Tea Party. The coverage of the Boston Massacre aroused the Sons of Liberty to a fever pitch. Edes’s home became the focal point of the next crisis, and it was here that the Boston Tea Party was conceived and organized. When the first tea ships arrived on November 1773, the Boston Gazette ran a protest, and Edes and Gill recruited armed men to patrol the docks twenty-four hours a day to ensure the cargo was not unloaded. Edes himself served on the guard. Governor Thomas Hutchinson remained steadfast that the tea be unloaded, and on 16 December leading Patriots met at Edes’s house on Brattle Street. That night they disguised themselves as Indians and, joining others at the meetinghouse, boarded the ships and destroyed the tea.
Fallout. Neither the Patriot nor Loyalist press identified Edes as one of the participants. In fact the Boston Gazette published a warning that Edes and Gill were not to be arrested or the authorities would fall “into the pit they are digging for others.” Nevertheless the threat of arrest remained, especially after Loyalists in the city requested that Gen. Thomas Gage apprehend certain individuals. Edes escaped from Boston with an old press and types, but his son Peter and Gill were arrested and jailed for several weeks. On 5 June 1775 the Boston Gazette resumed publication in Watertown.
Mission Accomplished. After the British evacuated Boston in March 1776, Edes returned to the city, but without the same popularity among readers and financial support of patrons; apparently the Boston Gazette had served its purpose.
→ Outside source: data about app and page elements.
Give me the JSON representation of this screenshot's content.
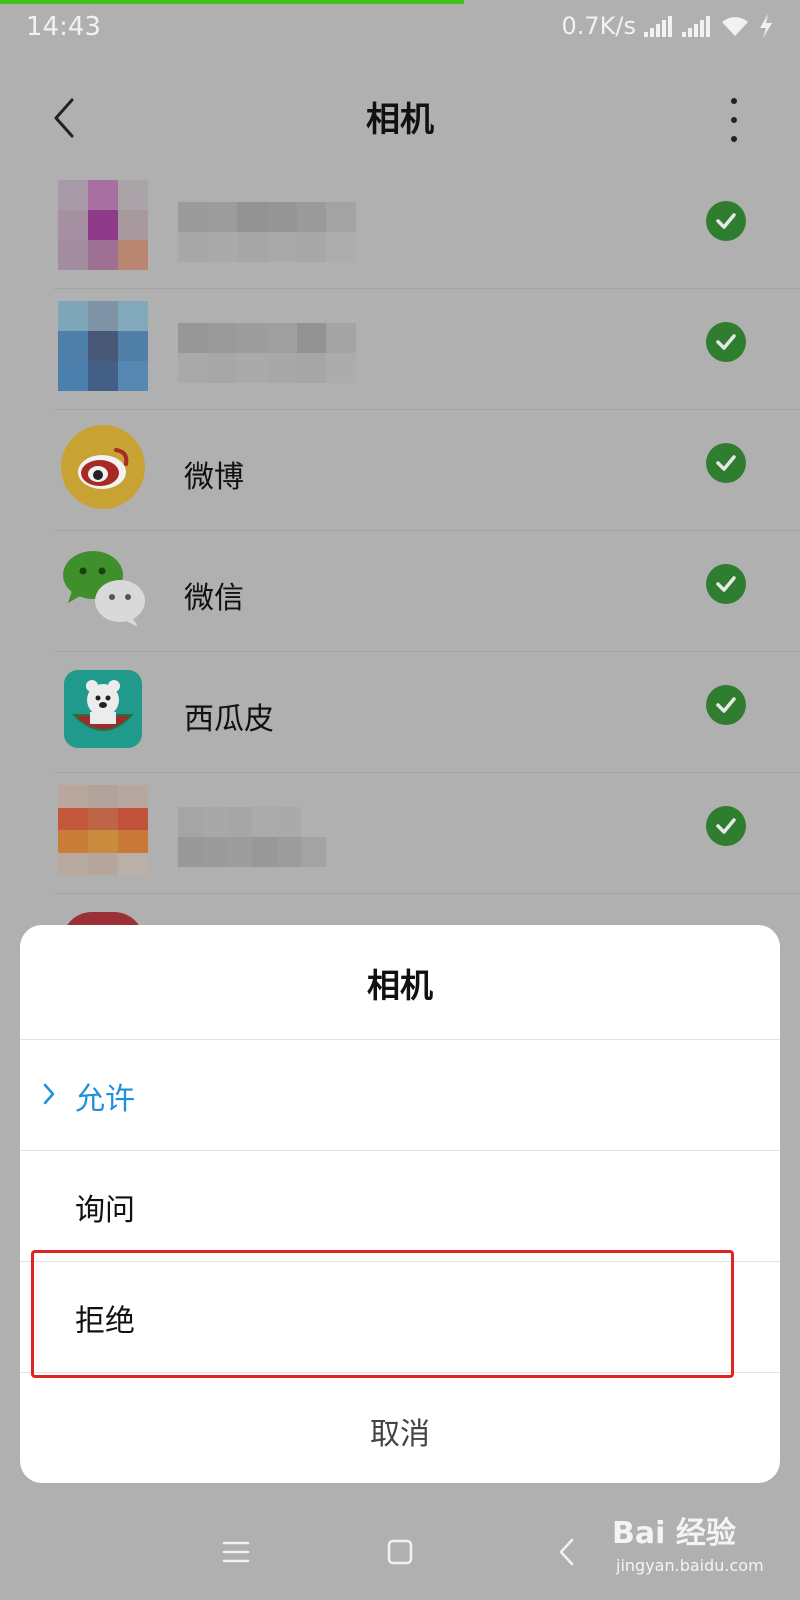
{
  "status_bar": {
    "time": "14:43",
    "speed": "0.7K/s",
    "progress_fraction": 0.58
  },
  "header": {
    "title": "相机",
    "back_icon": "chevron-left-icon",
    "more_icon": "more-vertical-icon"
  },
  "apps": [
    {
      "label": "",
      "blurred": true,
      "permission": "allowed"
    },
    {
      "label": "",
      "blurred": true,
      "permission": "allowed"
    },
    {
      "label": "微博",
      "blurred": false,
      "permission": "allowed"
    },
    {
      "label": "微信",
      "blurred": false,
      "permission": "allowed"
    },
    {
      "label": "西瓜皮",
      "blurred": false,
      "permission": "allowed"
    },
    {
      "label": "",
      "blurred": true,
      "permission": "allowed"
    }
  ],
  "dialog": {
    "title": "相机",
    "options": [
      {
        "label": "允许",
        "selected": true
      },
      {
        "label": "询问",
        "selected": false
      },
      {
        "label": "拒绝",
        "selected": false
      }
    ],
    "cancel_label": "取消",
    "highlighted_option": "拒绝"
  },
  "watermark": {
    "logo": "Bai 经验",
    "url": "jingyan.baidu.com"
  },
  "colors": {
    "accent": "#1d8fe0",
    "check_green": "#2f7d2f",
    "highlight_red": "#e02424",
    "overlay": "#b0b0b0"
  }
}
Gill started his own paper in May; the Constitutional Journal ran until 1787. The last issue of the Boston Gazette appeared on 17 September 1798. Edes spent his last years in ill health and poverty and died on 11 December 1803.
Sallie A. Whelan, “Benjamin Edes,” in American Newspaper Journalists, 1690–1872, Dictionary of Literary Biography, volume 43, edited by Perry J. Ashley (Columbia, S.C.: Bruccoli Clark/Detroit: Gale Research, 1985), pp. 178–183.